Over two decades later, the same has been said for social media, as the delicate political situation in Thailand shows how now, more than ever, people are turning to social media as a tool to make breaking news go viral. In comparison to the 1992 protests, social media has expanded the scope technology has on influencing civil movements. Thai people on both sides of the discussion are now able to better engage in public discourse and popular social platforms have created a medium for public debate that previously didn’t exist.

Conclusion

In Thailand, as in many parts of the developing world, social media is transforming the opportunities for local Thai business as well as international businesses looking to access the robust 66+ million population of consumers.
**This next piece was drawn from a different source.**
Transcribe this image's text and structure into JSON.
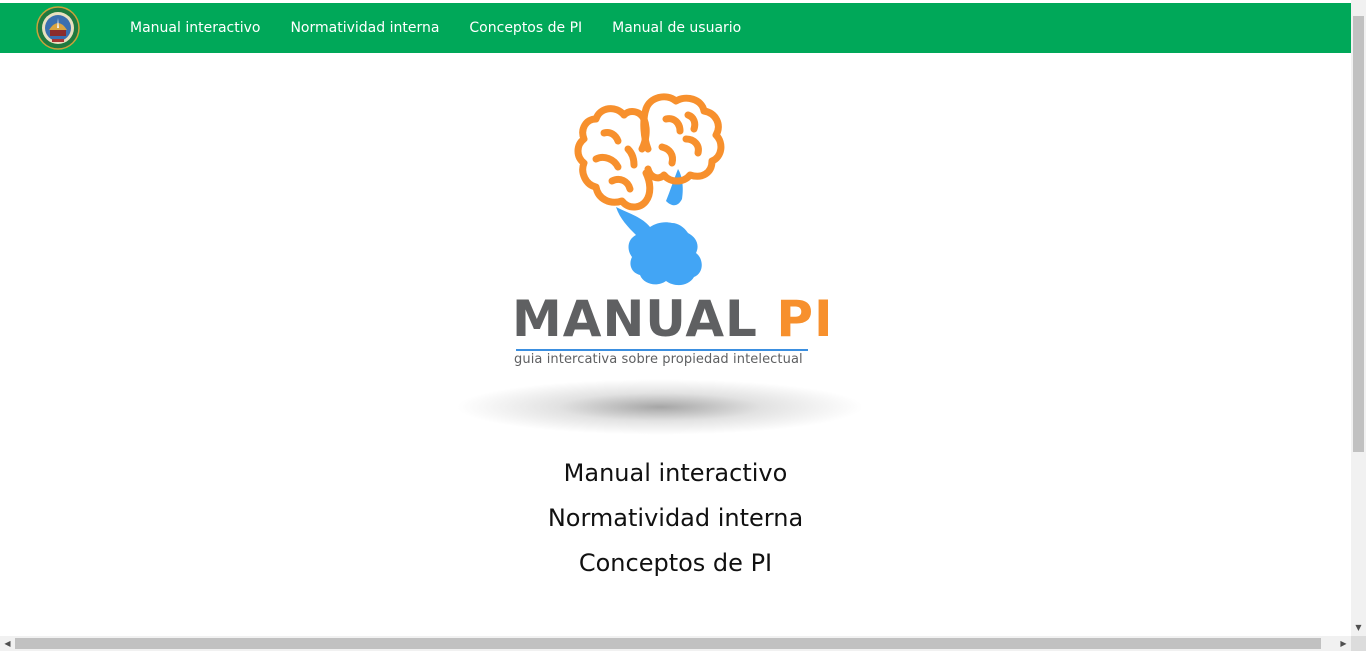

  • For local Thai business, the opportunities to successfully market and grow business, both locally and globally, are endless. Social media offers a level of visibility and access that surpasses many of the barriers that underdevelopment can pose.
  • For International businesses looking to market to the Thai population, Thailand’s most developed industries such as FMCG, e-commerce, fashion, electronics and retail food pose stiff economic competition.
  • When crafting a social media strategy aimed at the South East Asia region, it’s imperative to utilize both Facebook and Instagram, while considering advertising opportunities on messaging apps such as We Chat or Line.
  • Providing a secure and attractive e-commerce option is vital.
  • The majority of Thai customers are engaging via their mobile phones.
  • Thailand’s economic development is closely tied to both social and political development  and therefore certain levels of instability remain.

Interested in reading more of the State of Social series? Keep an eye of on the HootSuite Blog each month for a new country highlight.

Become part of HootSuite’s APAC growing community, join the conversation on Twitter @HootSuite_Asia.

1 comments
Exmart1
Exmart1

Interesting analysis. I am more curious if they are facing any negative impact that mobile phones and the various social media platform have on their society. The Thais are well-known for their cultural heritage and strong traditional values. I wonder if they can do better than the rest of asia in minimizing the decline of social mores within the younger generations.